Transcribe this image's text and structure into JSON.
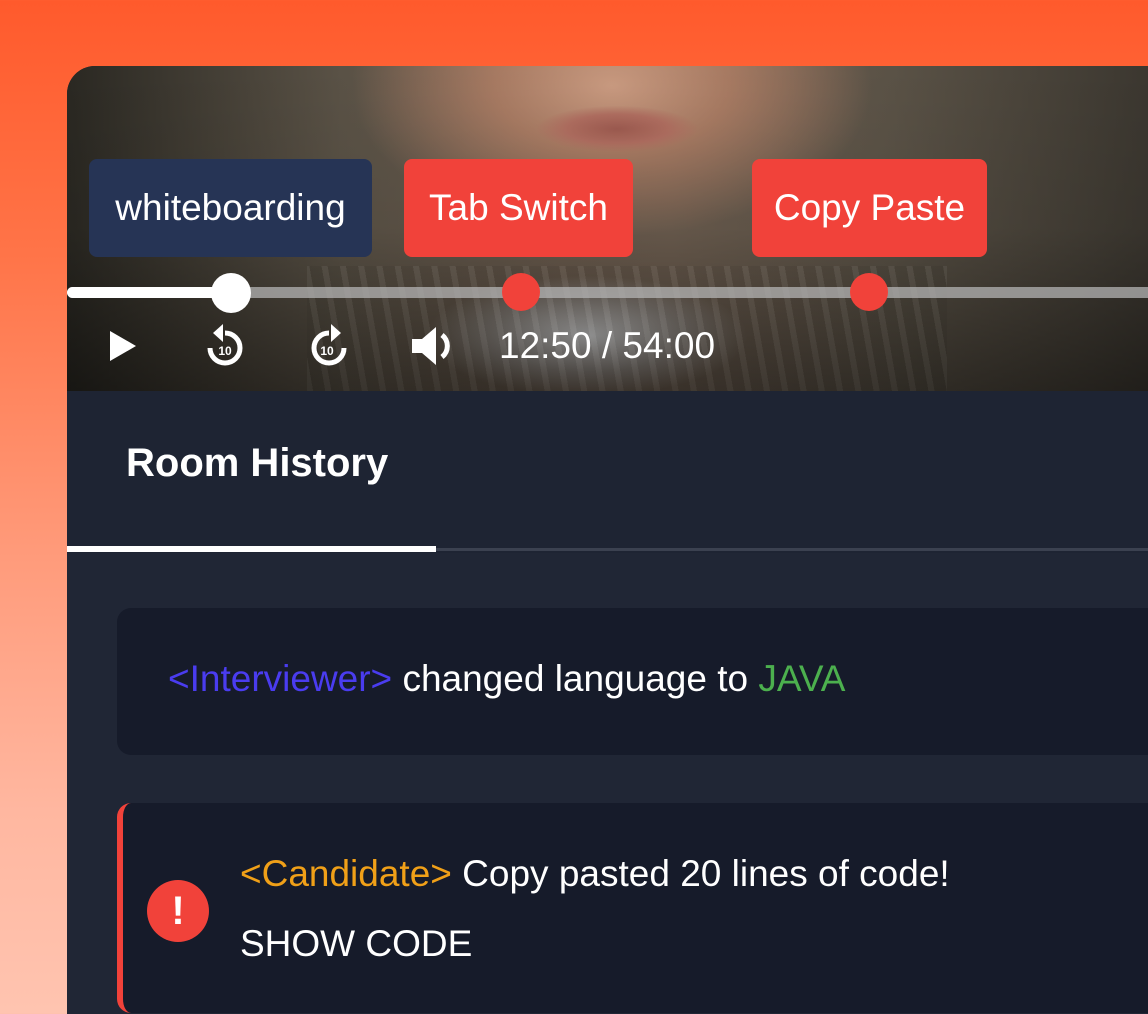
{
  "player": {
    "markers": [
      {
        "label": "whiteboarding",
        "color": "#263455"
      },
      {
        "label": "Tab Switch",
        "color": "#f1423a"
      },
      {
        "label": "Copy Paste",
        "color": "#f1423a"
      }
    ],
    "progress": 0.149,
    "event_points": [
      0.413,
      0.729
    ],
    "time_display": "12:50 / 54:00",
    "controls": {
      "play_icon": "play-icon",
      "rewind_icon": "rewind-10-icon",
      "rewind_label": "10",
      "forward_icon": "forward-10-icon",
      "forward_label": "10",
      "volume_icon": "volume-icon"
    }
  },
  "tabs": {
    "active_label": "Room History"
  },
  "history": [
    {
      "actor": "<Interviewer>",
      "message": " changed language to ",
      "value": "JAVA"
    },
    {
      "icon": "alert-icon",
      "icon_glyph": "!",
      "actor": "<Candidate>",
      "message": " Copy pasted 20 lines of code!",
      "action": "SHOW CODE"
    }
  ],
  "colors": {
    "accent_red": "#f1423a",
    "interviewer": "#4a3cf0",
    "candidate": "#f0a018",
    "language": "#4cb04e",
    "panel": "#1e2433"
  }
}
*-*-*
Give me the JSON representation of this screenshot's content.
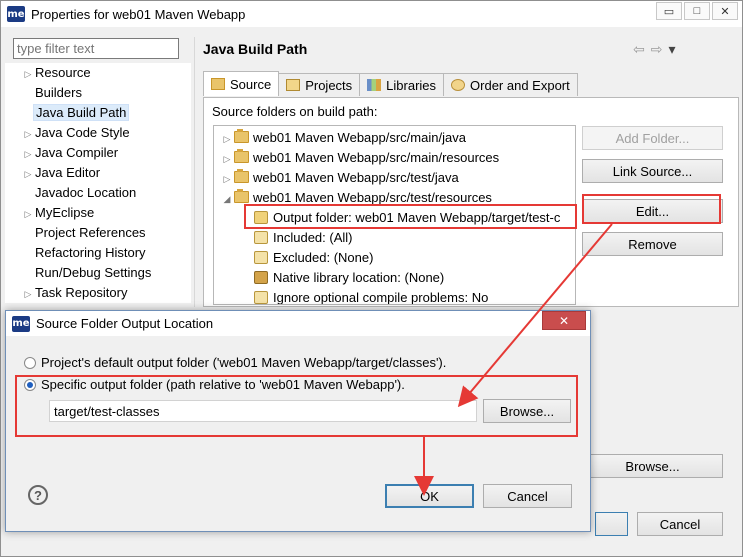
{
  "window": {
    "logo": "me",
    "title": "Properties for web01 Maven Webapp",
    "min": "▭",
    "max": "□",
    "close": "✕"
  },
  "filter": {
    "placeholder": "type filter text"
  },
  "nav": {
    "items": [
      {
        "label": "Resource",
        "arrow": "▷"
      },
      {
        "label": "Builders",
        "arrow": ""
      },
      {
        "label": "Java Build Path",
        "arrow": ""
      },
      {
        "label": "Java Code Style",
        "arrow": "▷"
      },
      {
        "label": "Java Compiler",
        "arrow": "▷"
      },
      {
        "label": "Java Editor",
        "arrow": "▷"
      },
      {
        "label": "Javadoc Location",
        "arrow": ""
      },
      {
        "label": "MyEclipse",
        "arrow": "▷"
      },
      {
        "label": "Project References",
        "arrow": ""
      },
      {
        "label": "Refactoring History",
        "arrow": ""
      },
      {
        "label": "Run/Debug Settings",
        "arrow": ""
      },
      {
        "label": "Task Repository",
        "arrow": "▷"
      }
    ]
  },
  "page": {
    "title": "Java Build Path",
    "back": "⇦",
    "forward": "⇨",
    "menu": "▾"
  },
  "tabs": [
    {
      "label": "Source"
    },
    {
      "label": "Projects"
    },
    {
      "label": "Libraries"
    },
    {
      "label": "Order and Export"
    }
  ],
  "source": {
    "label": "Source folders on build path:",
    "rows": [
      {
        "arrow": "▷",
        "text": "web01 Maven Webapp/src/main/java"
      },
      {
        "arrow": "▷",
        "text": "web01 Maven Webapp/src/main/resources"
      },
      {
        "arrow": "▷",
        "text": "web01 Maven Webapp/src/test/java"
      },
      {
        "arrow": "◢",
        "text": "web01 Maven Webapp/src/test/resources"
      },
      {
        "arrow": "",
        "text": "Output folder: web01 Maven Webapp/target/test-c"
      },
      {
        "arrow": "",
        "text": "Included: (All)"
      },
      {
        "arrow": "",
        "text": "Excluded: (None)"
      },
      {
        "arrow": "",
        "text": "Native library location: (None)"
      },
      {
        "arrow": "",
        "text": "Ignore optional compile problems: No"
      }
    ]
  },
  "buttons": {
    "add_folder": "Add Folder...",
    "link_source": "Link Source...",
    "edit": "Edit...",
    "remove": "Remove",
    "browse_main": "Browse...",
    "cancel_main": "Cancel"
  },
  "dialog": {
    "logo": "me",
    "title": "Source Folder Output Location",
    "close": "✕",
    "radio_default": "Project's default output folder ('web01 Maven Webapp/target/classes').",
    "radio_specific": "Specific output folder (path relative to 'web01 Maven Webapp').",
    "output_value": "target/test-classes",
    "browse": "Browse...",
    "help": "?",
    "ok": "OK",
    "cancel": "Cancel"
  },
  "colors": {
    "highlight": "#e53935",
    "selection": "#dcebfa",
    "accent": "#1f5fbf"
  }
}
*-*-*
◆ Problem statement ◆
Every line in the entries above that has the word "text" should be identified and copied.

◆ Answer for this exercise ◆
Transcribe this image's text and structure into JSON.
    "placeholder": "type filter text"
        "text": "web01 Maven Webapp/src/main/java"
        "text": "web01 Maven Webapp/src/main/resources"
        "text": "web01 Maven Webapp/src/test/java"
        "text": "web01 Maven Webapp/src/test/resources"
        "text": "Output folder: web01 Maven Webapp/target/test-c"
        "text": "Included: (All)"
        "text": "Excluded: (None)"
        "text": "Native library location: (None)"
        "text": "Ignore optional compile problems: No"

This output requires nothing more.